This removes the need for the variable and makes the code shorter, but more syntactically dense and harder do understand for new coders.

In the **make** tasks, students use the skills learned in the earlier stages of PRIMM to create their own program based on a description of what it should do.

Make sure that the students add comments to explain what the code does.

When you encounter errors in your code, make sure to check:
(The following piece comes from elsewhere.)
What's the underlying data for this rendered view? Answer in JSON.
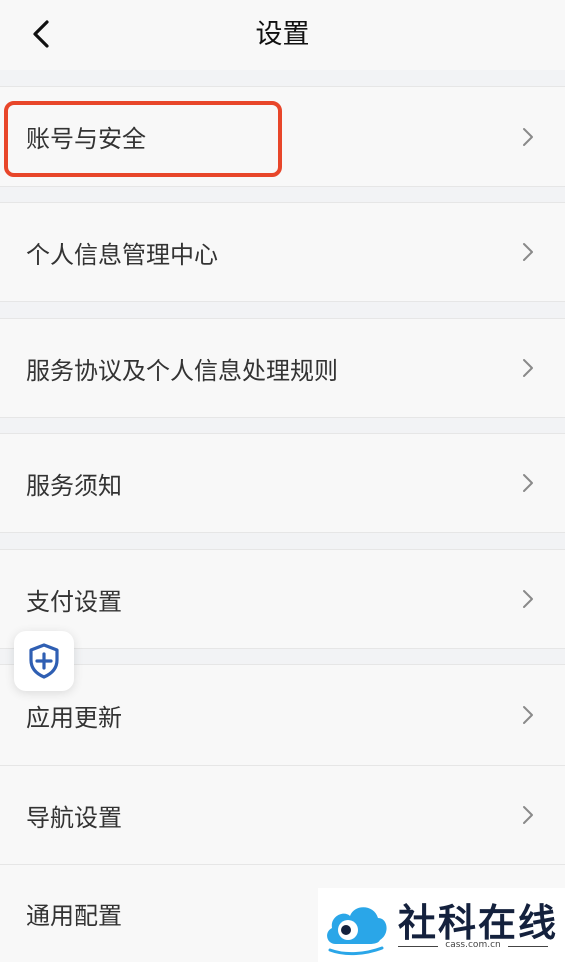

- use a single % as the operator
- a number or number variable either side of the operator
- assign the remainder to a variable (or better students may use it straight in a condition)